Work instruction:
Each entry should be restated word for word, with all pictures left out.

Exercise input:
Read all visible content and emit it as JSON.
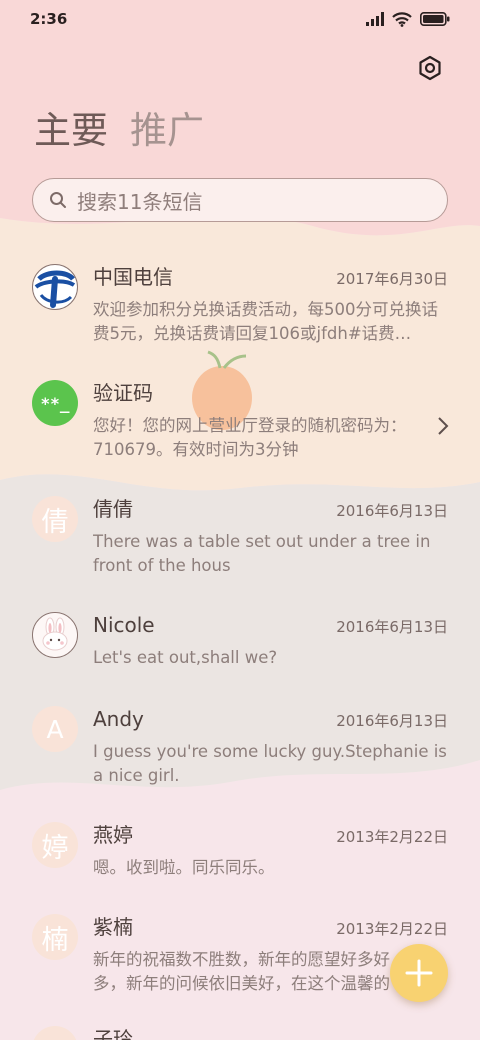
{
  "status": {
    "time": "2:36"
  },
  "tabs": [
    {
      "label": "主要",
      "active": true
    },
    {
      "label": "推广",
      "active": false
    }
  ],
  "search": {
    "placeholder": "搜索11条短信"
  },
  "conversations": [
    {
      "name": "中国电信",
      "date": "2017年6月30日",
      "preview": "欢迎参加积分兑换话费活动，每500分可兑换话费5元，兑换话费请回复106或jfdh#话费…",
      "avatar": "china-telecom-logo"
    },
    {
      "name": "验证码",
      "date": "",
      "preview": "您好！您的网上营业厅登录的随机密码为：710679。有效时间为3分钟",
      "avatar": "**_"
    },
    {
      "name": "倩倩",
      "date": "2016年6月13日",
      "preview": "There was a table set out under a tree in front of the hous",
      "avatar": "倩"
    },
    {
      "name": "Nicole",
      "date": "2016年6月13日",
      "preview": "Let's eat out,shall we?",
      "avatar": "bunny-avatar"
    },
    {
      "name": "Andy",
      "date": "2016年6月13日",
      "preview": "I guess you're some lucky guy.Stephanie is a nice girl.",
      "avatar": "A"
    },
    {
      "name": "燕婷",
      "date": "2013年2月22日",
      "preview": "嗯。收到啦。同乐同乐。",
      "avatar": "婷"
    },
    {
      "name": "紫楠",
      "date": "2013年2月22日",
      "preview": "新年的祝福数不胜数，新年的愿望好多好多，新年的问候依旧美好，在这个温馨的时刻",
      "avatar": "楠"
    },
    {
      "name": "子玲",
      "date": "",
      "preview": "",
      "avatar": ""
    }
  ],
  "colors": {
    "accent": "#f8d271",
    "text": "#4e403d",
    "pink": "#f9d8d7",
    "peach": "#f9e8da",
    "gray": "#ebe5e2",
    "lavender": "#f7e6ea"
  }
}
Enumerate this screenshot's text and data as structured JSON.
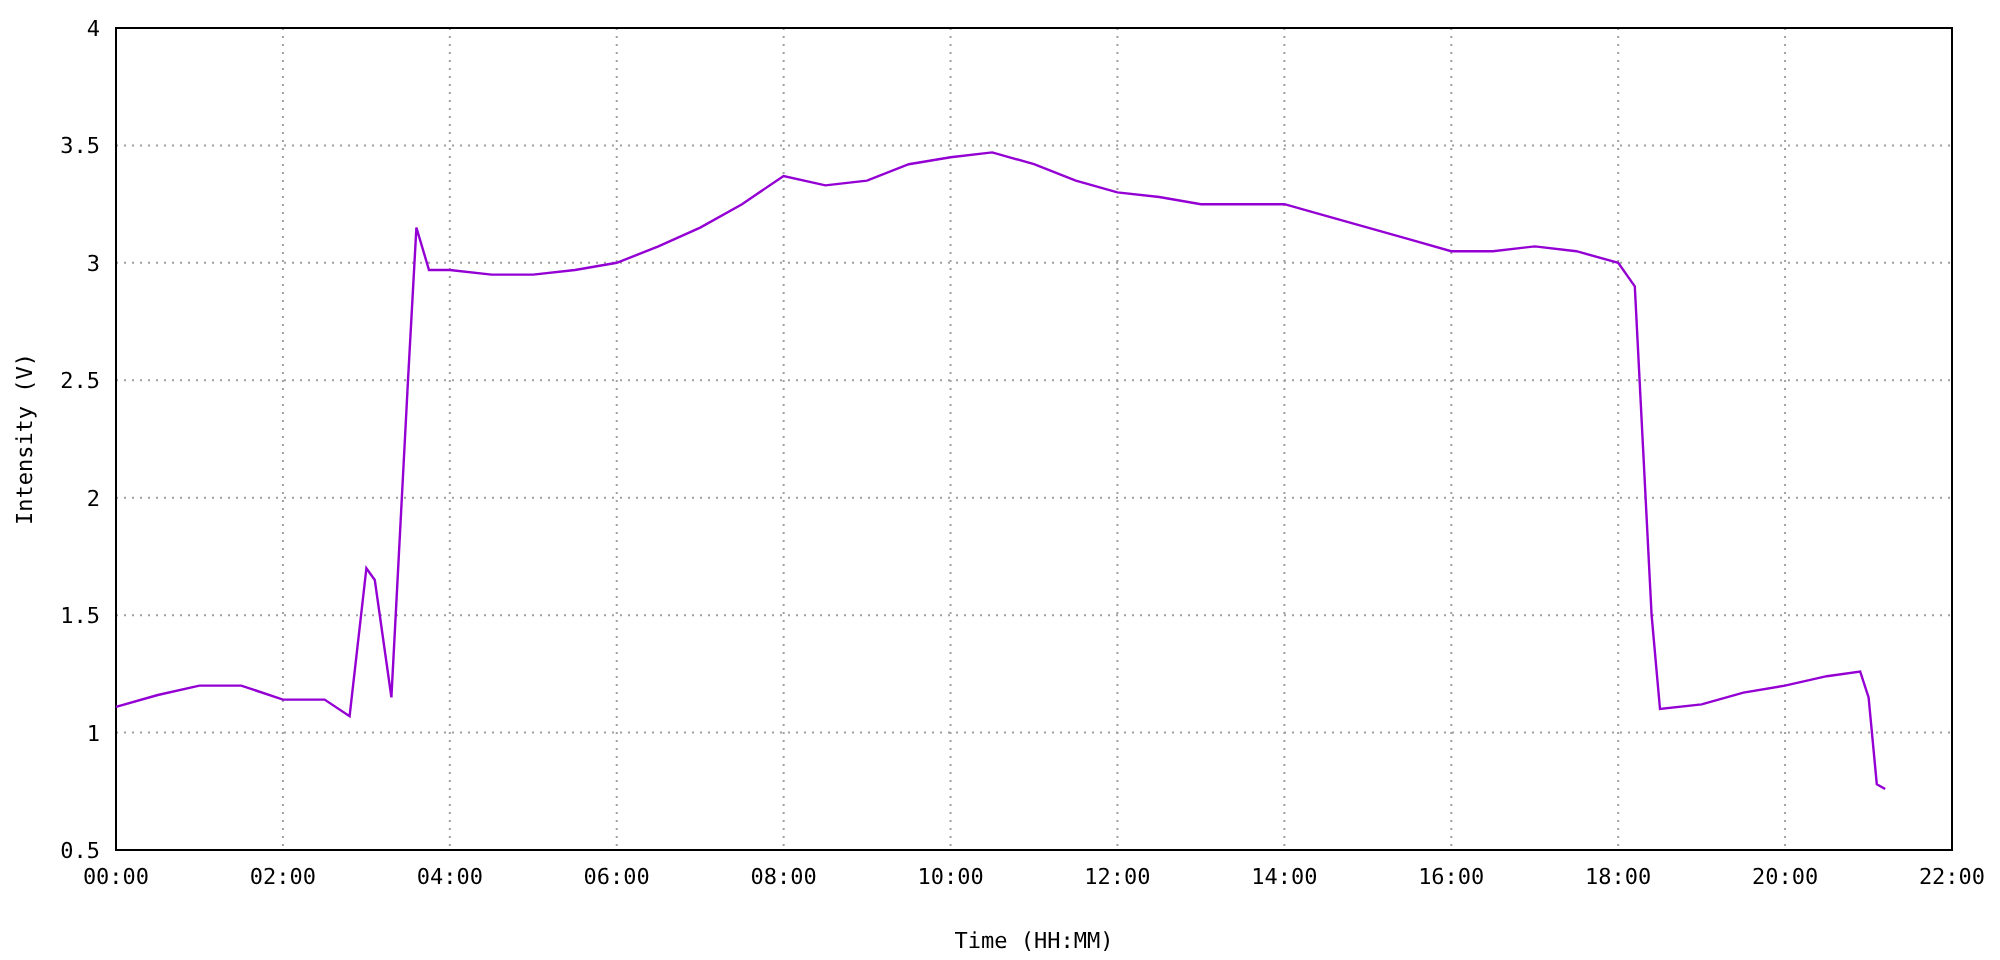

Response area:
Read all visible content and emit it as JSON.
{
  "status": {
    "time": "2:36"
  },
  "tabs": [
    {
      "label": "主要",
      "active": true
    },
    {
      "label": "推广",
      "active": false
    }
  ],
  "search": {
    "placeholder": "搜索11条短信"
  },
  "conversations": [
    {
      "name": "中国电信",
      "date": "2017年6月30日",
      "preview": "欢迎参加积分兑换话费活动，每500分可兑换话费5元，兑换话费请回复106或jfdh#话费…",
      "avatar": "china-telecom-logo"
    },
    {
      "name": "验证码",
      "date": "",
      "preview": "您好！您的网上营业厅登录的随机密码为：710679。有效时间为3分钟",
      "avatar": "**_"
    },
    {
      "name": "倩倩",
      "date": "2016年6月13日",
      "preview": "There was a table set out under a tree in front of the hous",
      "avatar": "倩"
    },
    {
      "name": "Nicole",
      "date": "2016年6月13日",
      "preview": "Let's eat out,shall we?",
      "avatar": "bunny-avatar"
    },
    {
      "name": "Andy",
      "date": "2016年6月13日",
      "preview": "I guess you're some lucky guy.Stephanie is a nice girl.",
      "avatar": "A"
    },
    {
      "name": "燕婷",
      "date": "2013年2月22日",
      "preview": "嗯。收到啦。同乐同乐。",
      "avatar": "婷"
    },
    {
      "name": "紫楠",
      "date": "2013年2月22日",
      "preview": "新年的祝福数不胜数，新年的愿望好多好多，新年的问候依旧美好，在这个温馨的时刻",
      "avatar": "楠"
    },
    {
      "name": "子玲",
      "date": "",
      "preview": "",
      "avatar": ""
    }
  ],
  "colors": {
    "accent": "#f8d271",
    "text": "#4e403d",
    "pink": "#f9d8d7",
    "peach": "#f9e8da",
    "gray": "#ebe5e2",
    "lavender": "#f7e6ea"
  }
}
Enumerate this screenshot's text and data as structured JSON.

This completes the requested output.